## Your instructions
Restate the listing below word for word. No picture belongs in the result.

## Given data
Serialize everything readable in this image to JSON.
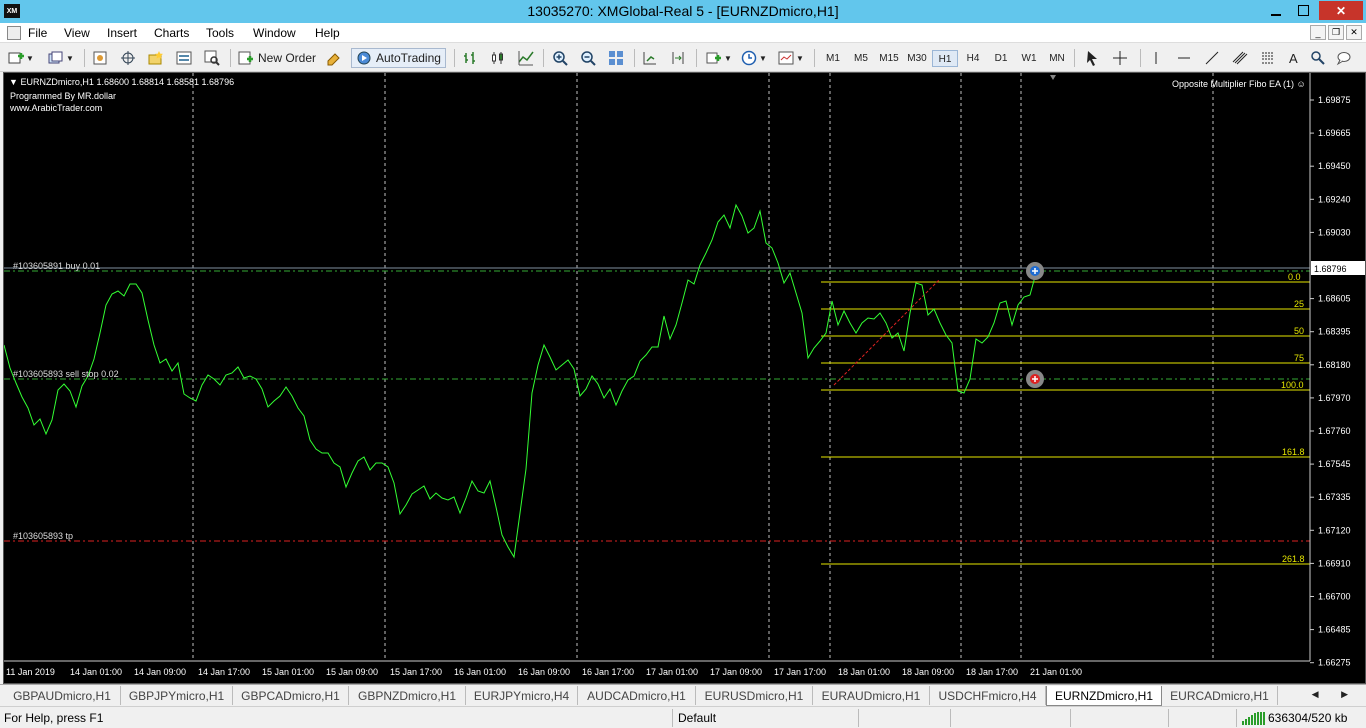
{
  "window": {
    "title": "13035270: XMGlobal-Real 5 - [EURNZDmicro,H1]",
    "app_icon": "XM",
    "controls": {
      "minimize": "minimize-icon",
      "maximize": "maximize-icon",
      "close": "✕"
    }
  },
  "menu": {
    "items": [
      "File",
      "View",
      "Insert",
      "Charts",
      "Tools",
      "Window",
      "Help"
    ],
    "mdi": {
      "minimize": "_",
      "restore": "❐",
      "close": "✕"
    }
  },
  "toolbar": {
    "new_order": "New Order",
    "autotrading": "AutoTrading",
    "timeframes": [
      "M1",
      "M5",
      "M15",
      "M30",
      "H1",
      "H4",
      "D1",
      "W1",
      "MN"
    ],
    "active_timeframe": "H1"
  },
  "chart": {
    "header": "EURNZDmicro,H1  1.68600 1.68814 1.68581 1.68796",
    "comment_lines": [
      "Programmed By MR.dollar",
      "www.ArabicTrader.com"
    ],
    "ea_label": "Opposite Multiplier Fibo EA (1) ☺",
    "current_price": "1.68796",
    "order_labels": {
      "buy": "#103605891 buy 0.01",
      "sell_stop": "#103605893 sell stop 0.02",
      "tp": "#103605893 tp"
    },
    "fib_labels": [
      "0.0",
      "25",
      "50",
      "75",
      "100.0",
      "161.8",
      "261.8"
    ],
    "price_axis": [
      "1.69875",
      "1.69665",
      "1.69450",
      "1.69240",
      "1.69030",
      "1.68605",
      "1.68395",
      "1.68180",
      "1.67970",
      "1.67760",
      "1.67545",
      "1.67335",
      "1.67120",
      "1.66910",
      "1.66700",
      "1.66485",
      "1.66275"
    ],
    "time_axis": [
      "11 Jan 2019",
      "14 Jan 01:00",
      "14 Jan 09:00",
      "14 Jan 17:00",
      "15 Jan 01:00",
      "15 Jan 09:00",
      "15 Jan 17:00",
      "16 Jan 01:00",
      "16 Jan 09:00",
      "16 Jan 17:00",
      "17 Jan 01:00",
      "17 Jan 09:00",
      "17 Jan 17:00",
      "18 Jan 01:00",
      "18 Jan 09:00",
      "18 Jan 17:00",
      "21 Jan 01:00"
    ],
    "colors": {
      "price_line": "#33ff33",
      "fib": "#e6e600",
      "tp": "#dd2222",
      "orders": "#33aa33",
      "grid": "#bfbfbf"
    }
  },
  "tabs": {
    "items": [
      "GBPAUDmicro,H1",
      "GBPJPYmicro,H1",
      "GBPCADmicro,H1",
      "GBPNZDmicro,H1",
      "EURJPYmicro,H4",
      "AUDCADmicro,H1",
      "EURUSDmicro,H1",
      "EURAUDmicro,H1",
      "USDCHFmicro,H4",
      "EURNZDmicro,H1",
      "EURCADmicro,H1"
    ],
    "active": "EURNZDmicro,H1",
    "arrows": "◀ ▶"
  },
  "status": {
    "help": "For Help, press F1",
    "profile": "Default",
    "traffic": "636304/520 kb"
  }
}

## Finished task
Serialize everything readable in this image to JSON.
{
  "window": {
    "title": "13035270: XMGlobal-Real 5 - [EURNZDmicro,H1]",
    "app_icon": "XM",
    "controls": {
      "minimize": "minimize-icon",
      "maximize": "maximize-icon",
      "close": "✕"
    }
  },
  "menu": {
    "items": [
      "File",
      "View",
      "Insert",
      "Charts",
      "Tools",
      "Window",
      "Help"
    ],
    "mdi": {
      "minimize": "_",
      "restore": "❐",
      "close": "✕"
    }
  },
  "toolbar": {
    "new_order": "New Order",
    "autotrading": "AutoTrading",
    "timeframes": [
      "M1",
      "M5",
      "M15",
      "M30",
      "H1",
      "H4",
      "D1",
      "W1",
      "MN"
    ],
    "active_timeframe": "H1"
  },
  "chart": {
    "header": "EURNZDmicro,H1  1.68600 1.68814 1.68581 1.68796",
    "comment_lines": [
      "Programmed By MR.dollar",
      "www.ArabicTrader.com"
    ],
    "ea_label": "Opposite Multiplier Fibo EA (1) ☺",
    "current_price": "1.68796",
    "order_labels": {
      "buy": "#103605891 buy 0.01",
      "sell_stop": "#103605893 sell stop 0.02",
      "tp": "#103605893 tp"
    },
    "fib_labels": [
      "0.0",
      "25",
      "50",
      "75",
      "100.0",
      "161.8",
      "261.8"
    ],
    "price_axis": [
      "1.69875",
      "1.69665",
      "1.69450",
      "1.69240",
      "1.69030",
      "1.68605",
      "1.68395",
      "1.68180",
      "1.67970",
      "1.67760",
      "1.67545",
      "1.67335",
      "1.67120",
      "1.66910",
      "1.66700",
      "1.66485",
      "1.66275"
    ],
    "time_axis": [
      "11 Jan 2019",
      "14 Jan 01:00",
      "14 Jan 09:00",
      "14 Jan 17:00",
      "15 Jan 01:00",
      "15 Jan 09:00",
      "15 Jan 17:00",
      "16 Jan 01:00",
      "16 Jan 09:00",
      "16 Jan 17:00",
      "17 Jan 01:00",
      "17 Jan 09:00",
      "17 Jan 17:00",
      "18 Jan 01:00",
      "18 Jan 09:00",
      "18 Jan 17:00",
      "21 Jan 01:00"
    ],
    "colors": {
      "price_line": "#33ff33",
      "fib": "#e6e600",
      "tp": "#dd2222",
      "orders": "#33aa33",
      "grid": "#bfbfbf"
    }
  },
  "tabs": {
    "items": [
      "GBPAUDmicro,H1",
      "GBPJPYmicro,H1",
      "GBPCADmicro,H1",
      "GBPNZDmicro,H1",
      "EURJPYmicro,H4",
      "AUDCADmicro,H1",
      "EURUSDmicro,H1",
      "EURAUDmicro,H1",
      "USDCHFmicro,H4",
      "EURNZDmicro,H1",
      "EURCADmicro,H1"
    ],
    "active": "EURNZDmicro,H1",
    "arrows": "◀ ▶"
  },
  "status": {
    "help": "For Help, press F1",
    "profile": "Default",
    "traffic": "636304/520 kb"
  }
}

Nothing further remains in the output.